##### Dataset entries #####

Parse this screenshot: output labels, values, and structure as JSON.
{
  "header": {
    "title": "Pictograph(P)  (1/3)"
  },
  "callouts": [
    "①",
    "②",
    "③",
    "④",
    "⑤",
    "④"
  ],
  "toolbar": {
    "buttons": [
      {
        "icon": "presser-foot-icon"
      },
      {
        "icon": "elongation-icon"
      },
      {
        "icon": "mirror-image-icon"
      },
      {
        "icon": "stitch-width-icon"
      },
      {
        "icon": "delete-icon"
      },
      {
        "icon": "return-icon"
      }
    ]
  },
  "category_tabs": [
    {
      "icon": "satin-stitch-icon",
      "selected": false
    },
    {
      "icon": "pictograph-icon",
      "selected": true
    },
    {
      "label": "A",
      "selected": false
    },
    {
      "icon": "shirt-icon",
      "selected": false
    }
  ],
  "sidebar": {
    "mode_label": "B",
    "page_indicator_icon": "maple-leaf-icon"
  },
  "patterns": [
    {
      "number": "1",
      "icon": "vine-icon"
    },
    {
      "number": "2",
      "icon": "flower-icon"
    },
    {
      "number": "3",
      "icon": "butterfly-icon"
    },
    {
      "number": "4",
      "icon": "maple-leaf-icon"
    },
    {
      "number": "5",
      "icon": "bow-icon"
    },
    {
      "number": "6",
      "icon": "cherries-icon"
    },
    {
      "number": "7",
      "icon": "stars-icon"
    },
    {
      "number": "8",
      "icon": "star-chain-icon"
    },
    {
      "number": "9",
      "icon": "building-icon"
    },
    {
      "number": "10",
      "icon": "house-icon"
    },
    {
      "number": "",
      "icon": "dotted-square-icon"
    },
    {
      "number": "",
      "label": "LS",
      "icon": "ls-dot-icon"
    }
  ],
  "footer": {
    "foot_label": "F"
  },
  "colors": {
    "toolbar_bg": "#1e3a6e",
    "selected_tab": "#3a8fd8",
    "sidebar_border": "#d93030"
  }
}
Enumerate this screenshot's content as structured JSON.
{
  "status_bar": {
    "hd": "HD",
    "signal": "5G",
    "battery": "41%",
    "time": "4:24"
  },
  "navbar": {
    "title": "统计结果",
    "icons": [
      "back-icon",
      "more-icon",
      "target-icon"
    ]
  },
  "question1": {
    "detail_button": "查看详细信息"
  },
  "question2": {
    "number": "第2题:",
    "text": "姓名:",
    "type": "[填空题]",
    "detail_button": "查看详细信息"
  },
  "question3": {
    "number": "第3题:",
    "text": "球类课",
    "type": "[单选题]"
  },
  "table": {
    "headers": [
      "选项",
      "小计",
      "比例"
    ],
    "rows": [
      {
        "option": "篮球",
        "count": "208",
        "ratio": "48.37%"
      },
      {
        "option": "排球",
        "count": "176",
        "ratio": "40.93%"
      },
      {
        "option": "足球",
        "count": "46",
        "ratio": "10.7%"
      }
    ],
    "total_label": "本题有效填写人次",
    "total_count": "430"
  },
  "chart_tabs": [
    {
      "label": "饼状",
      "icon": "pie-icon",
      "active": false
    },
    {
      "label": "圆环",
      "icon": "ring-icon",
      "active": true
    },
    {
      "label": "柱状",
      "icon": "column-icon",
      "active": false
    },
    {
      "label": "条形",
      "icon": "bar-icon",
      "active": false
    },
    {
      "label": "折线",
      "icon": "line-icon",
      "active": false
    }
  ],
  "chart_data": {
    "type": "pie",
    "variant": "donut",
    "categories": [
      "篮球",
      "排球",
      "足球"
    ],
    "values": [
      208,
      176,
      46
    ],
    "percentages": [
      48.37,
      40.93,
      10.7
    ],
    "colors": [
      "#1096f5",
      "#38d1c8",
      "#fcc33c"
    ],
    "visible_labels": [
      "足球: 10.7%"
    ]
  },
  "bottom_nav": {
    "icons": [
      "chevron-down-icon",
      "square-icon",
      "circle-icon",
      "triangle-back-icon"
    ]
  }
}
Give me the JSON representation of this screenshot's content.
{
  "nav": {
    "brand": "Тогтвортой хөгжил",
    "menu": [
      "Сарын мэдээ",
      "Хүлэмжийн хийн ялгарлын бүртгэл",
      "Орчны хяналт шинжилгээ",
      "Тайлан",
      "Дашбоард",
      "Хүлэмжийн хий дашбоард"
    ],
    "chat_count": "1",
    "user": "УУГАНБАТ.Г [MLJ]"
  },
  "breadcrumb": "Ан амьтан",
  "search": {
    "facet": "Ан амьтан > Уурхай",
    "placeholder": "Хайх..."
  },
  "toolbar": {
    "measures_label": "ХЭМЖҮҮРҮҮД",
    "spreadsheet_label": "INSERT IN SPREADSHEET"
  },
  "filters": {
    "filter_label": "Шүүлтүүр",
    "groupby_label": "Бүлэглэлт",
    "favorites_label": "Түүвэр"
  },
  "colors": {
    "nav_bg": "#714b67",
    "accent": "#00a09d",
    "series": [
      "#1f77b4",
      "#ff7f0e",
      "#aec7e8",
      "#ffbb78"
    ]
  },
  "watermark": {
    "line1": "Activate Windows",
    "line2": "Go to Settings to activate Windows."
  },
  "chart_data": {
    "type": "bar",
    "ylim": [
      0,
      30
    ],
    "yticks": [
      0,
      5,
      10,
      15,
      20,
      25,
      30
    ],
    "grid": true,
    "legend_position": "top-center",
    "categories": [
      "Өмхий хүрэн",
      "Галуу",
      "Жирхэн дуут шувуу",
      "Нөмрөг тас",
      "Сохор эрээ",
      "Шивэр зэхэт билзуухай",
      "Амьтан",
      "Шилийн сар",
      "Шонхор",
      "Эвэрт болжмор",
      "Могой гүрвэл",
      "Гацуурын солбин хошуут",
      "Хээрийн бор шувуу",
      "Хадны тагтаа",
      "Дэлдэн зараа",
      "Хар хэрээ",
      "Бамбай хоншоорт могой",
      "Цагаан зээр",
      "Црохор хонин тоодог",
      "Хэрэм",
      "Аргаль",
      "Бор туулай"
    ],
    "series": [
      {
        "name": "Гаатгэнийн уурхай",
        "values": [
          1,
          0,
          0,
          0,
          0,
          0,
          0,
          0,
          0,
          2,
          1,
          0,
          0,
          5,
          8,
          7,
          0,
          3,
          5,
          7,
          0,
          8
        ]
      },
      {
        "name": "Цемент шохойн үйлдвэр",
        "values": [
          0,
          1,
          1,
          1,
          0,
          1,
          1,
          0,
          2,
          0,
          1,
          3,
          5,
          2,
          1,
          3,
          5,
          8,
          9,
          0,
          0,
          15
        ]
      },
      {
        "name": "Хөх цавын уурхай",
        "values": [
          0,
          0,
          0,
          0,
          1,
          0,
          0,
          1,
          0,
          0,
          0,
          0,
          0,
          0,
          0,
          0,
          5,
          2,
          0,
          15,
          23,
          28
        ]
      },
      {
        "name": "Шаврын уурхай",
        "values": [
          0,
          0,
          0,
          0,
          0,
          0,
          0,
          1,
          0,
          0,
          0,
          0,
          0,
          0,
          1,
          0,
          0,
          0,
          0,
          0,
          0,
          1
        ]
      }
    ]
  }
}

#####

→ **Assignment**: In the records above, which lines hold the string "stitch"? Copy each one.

→ **Task response**:
        "icon": "stitch-width-icon"
      "icon": "satin-stitch-icon",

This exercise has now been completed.